Data records for software interfaces:
((

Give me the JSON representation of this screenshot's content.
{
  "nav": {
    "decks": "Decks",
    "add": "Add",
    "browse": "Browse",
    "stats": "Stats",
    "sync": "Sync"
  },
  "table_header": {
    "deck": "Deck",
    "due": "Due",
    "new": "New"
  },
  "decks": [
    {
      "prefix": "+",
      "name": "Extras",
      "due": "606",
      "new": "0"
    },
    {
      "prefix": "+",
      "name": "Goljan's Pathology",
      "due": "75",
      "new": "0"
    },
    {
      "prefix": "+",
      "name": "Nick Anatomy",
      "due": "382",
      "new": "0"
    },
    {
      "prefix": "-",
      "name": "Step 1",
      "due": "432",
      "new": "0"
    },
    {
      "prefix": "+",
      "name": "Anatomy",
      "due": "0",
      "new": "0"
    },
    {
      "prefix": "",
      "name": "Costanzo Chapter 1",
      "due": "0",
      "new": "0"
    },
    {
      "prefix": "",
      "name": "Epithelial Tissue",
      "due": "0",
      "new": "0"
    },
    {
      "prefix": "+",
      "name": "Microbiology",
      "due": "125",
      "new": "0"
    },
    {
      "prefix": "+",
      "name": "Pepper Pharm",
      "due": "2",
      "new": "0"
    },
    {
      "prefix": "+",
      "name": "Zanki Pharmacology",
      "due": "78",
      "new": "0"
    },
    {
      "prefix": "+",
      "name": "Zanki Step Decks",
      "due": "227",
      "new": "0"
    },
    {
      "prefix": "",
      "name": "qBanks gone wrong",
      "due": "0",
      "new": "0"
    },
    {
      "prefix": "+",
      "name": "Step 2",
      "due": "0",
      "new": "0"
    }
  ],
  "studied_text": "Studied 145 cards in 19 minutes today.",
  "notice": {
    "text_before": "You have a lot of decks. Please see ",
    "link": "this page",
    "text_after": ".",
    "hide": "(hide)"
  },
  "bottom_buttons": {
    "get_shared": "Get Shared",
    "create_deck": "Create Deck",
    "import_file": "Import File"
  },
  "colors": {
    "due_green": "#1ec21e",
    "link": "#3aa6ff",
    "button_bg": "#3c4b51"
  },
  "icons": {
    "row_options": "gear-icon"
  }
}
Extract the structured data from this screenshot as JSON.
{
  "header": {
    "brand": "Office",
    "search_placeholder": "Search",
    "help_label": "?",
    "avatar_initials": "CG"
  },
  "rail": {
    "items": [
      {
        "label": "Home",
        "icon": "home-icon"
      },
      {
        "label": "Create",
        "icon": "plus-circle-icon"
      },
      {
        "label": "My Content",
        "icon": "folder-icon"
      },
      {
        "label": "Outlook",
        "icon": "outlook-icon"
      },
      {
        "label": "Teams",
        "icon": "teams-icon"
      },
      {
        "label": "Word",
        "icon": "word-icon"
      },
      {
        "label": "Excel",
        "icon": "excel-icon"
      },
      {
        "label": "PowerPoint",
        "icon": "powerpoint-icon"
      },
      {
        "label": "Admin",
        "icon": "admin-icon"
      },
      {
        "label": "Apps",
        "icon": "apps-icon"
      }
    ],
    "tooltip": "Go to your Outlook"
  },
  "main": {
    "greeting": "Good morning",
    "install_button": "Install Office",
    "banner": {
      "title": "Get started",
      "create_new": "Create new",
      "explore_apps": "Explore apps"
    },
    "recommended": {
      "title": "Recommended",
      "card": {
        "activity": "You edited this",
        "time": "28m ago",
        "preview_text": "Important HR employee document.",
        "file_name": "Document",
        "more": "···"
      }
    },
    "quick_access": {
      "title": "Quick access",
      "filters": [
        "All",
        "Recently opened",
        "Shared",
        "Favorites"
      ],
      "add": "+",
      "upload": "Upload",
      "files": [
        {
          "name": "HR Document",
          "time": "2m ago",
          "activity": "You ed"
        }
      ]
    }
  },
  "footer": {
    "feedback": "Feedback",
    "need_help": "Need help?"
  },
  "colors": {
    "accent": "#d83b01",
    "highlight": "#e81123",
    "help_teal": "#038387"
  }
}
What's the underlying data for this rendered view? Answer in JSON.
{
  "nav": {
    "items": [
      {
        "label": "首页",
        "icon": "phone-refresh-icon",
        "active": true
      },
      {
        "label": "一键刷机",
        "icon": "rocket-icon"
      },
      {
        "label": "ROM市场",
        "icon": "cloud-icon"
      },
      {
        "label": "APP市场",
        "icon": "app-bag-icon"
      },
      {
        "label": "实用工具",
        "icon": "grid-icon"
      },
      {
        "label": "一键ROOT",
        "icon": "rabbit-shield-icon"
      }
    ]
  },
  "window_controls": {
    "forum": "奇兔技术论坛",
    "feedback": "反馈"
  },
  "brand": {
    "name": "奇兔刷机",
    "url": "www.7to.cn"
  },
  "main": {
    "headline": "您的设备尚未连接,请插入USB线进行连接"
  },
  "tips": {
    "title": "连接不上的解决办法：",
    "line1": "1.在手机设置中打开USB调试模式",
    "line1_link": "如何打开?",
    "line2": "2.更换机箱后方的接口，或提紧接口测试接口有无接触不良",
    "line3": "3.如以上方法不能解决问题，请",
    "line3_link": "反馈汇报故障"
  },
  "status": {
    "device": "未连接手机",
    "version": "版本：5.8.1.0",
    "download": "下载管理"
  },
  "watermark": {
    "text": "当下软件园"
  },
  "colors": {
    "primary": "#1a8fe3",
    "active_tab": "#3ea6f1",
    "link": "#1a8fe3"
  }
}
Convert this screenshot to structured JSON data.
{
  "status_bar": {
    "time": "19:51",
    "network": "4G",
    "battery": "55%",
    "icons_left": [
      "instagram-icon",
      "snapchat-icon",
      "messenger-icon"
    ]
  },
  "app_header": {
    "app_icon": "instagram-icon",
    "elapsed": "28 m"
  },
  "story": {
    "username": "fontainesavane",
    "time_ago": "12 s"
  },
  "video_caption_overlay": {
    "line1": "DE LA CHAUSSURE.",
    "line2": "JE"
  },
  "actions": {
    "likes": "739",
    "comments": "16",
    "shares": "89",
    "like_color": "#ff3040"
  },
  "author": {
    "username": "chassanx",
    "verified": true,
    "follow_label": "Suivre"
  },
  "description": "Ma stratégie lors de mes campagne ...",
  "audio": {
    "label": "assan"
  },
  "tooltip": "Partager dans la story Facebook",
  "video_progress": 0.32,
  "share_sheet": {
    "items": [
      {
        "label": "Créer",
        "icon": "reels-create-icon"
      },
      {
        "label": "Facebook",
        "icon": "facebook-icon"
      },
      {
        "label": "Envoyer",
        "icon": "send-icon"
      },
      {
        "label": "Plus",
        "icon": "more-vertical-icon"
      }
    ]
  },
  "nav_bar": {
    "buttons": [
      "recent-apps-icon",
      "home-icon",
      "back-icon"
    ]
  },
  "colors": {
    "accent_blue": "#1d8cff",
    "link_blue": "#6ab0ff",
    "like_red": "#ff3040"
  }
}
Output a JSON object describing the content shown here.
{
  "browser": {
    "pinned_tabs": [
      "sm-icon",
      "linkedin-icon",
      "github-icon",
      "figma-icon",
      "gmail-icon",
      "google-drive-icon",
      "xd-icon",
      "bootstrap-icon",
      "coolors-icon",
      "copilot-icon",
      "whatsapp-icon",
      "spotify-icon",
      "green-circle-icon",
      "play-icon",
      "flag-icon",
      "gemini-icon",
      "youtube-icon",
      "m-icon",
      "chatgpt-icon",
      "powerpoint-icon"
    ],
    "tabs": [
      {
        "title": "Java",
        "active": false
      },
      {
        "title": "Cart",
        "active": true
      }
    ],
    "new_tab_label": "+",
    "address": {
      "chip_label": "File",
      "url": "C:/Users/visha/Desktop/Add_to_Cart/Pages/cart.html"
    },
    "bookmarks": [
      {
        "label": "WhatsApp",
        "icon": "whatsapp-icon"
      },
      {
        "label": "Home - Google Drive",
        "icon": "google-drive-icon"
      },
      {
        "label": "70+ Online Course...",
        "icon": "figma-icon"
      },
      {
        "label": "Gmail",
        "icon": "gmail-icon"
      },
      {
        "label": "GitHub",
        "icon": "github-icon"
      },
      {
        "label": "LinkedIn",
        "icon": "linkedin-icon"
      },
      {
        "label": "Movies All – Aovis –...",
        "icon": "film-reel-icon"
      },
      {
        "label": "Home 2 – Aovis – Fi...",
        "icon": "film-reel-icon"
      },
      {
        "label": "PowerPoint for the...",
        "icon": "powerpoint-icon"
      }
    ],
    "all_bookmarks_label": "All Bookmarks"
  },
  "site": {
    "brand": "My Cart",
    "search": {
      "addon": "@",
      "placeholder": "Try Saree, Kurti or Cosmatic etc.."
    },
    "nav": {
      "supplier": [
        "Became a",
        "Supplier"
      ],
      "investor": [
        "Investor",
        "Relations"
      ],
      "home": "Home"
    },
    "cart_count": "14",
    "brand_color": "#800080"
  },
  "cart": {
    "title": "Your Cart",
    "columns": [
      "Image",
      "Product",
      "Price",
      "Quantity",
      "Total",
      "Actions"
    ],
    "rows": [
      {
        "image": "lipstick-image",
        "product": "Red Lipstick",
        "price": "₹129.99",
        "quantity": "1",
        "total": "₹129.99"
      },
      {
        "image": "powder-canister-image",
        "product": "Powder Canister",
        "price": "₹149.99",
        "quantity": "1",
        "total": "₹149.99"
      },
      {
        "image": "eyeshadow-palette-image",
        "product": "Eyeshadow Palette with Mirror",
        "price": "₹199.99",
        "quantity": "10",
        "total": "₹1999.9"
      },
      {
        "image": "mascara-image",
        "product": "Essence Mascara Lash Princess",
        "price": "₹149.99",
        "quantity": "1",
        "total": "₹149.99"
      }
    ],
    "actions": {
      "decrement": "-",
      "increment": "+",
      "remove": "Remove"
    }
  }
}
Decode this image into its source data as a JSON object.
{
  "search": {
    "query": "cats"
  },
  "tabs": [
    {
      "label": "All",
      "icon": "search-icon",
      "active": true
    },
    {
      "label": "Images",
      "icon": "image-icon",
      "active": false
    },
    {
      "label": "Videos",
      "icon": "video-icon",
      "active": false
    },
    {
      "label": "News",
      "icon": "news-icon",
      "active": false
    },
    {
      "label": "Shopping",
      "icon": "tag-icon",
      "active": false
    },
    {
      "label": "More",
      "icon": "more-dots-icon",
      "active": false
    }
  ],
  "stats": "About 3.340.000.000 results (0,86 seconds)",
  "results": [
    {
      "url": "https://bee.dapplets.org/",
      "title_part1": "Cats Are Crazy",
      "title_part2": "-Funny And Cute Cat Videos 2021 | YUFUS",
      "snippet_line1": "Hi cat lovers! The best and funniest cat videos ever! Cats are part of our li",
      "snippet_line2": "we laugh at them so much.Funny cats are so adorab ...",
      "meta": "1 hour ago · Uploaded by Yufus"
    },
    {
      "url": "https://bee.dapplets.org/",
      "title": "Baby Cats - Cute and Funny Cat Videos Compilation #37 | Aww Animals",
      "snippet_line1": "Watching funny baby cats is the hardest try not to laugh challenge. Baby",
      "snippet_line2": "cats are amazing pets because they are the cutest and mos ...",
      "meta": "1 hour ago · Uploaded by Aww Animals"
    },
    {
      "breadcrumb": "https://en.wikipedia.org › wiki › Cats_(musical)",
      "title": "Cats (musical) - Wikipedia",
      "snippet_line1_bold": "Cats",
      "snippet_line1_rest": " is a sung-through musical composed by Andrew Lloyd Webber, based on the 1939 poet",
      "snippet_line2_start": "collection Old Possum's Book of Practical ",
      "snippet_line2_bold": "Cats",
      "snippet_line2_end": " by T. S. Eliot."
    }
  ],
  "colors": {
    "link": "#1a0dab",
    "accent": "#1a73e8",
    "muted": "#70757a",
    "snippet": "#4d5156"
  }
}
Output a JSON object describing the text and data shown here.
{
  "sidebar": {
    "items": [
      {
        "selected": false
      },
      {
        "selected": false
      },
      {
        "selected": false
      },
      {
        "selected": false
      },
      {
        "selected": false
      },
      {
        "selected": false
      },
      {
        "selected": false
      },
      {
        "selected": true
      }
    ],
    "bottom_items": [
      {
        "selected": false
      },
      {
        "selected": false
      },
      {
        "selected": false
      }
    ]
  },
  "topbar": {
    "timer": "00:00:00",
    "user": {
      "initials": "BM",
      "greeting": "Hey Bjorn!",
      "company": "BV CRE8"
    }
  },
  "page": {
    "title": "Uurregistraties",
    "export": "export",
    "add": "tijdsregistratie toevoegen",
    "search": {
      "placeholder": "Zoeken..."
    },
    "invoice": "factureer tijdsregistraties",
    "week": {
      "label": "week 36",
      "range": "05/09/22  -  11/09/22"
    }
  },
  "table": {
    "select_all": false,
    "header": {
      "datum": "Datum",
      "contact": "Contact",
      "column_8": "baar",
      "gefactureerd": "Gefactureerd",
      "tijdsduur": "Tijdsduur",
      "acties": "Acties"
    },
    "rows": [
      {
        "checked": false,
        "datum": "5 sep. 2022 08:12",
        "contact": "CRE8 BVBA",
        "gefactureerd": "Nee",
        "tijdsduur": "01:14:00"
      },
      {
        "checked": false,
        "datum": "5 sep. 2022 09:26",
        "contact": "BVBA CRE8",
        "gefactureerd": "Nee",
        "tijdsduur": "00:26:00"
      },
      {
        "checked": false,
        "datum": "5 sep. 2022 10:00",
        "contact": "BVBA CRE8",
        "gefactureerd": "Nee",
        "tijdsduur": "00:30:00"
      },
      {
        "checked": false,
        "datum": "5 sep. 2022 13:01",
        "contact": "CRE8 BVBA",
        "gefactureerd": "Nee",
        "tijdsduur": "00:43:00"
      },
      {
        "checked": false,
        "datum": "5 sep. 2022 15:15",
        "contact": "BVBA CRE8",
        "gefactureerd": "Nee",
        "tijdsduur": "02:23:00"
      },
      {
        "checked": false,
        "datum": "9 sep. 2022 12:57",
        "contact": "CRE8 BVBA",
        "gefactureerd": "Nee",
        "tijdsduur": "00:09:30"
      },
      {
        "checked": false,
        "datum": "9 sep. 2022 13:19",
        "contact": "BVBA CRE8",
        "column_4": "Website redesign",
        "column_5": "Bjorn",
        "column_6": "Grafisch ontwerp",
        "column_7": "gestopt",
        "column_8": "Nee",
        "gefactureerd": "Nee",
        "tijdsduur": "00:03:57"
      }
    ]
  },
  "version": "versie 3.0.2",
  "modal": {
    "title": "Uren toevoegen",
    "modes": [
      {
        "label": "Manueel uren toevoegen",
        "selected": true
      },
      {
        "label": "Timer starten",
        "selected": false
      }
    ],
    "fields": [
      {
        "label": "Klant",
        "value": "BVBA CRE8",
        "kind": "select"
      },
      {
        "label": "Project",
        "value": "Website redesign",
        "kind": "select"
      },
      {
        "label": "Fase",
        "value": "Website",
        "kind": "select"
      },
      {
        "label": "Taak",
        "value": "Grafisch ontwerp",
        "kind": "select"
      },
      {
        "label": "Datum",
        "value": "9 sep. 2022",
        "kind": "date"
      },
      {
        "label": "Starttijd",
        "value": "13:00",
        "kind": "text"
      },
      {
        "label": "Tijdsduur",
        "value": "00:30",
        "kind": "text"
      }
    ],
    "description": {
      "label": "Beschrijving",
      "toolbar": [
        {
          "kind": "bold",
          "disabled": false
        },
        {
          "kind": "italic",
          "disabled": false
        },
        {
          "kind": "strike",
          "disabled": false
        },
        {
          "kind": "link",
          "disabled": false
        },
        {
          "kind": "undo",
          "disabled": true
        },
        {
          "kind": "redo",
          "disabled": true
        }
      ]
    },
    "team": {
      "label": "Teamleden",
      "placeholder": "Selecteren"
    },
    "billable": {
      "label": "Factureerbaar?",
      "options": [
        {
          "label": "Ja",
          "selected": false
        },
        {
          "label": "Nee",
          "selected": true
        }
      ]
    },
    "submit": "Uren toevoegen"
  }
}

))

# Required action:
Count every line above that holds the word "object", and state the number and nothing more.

# Your solution:
3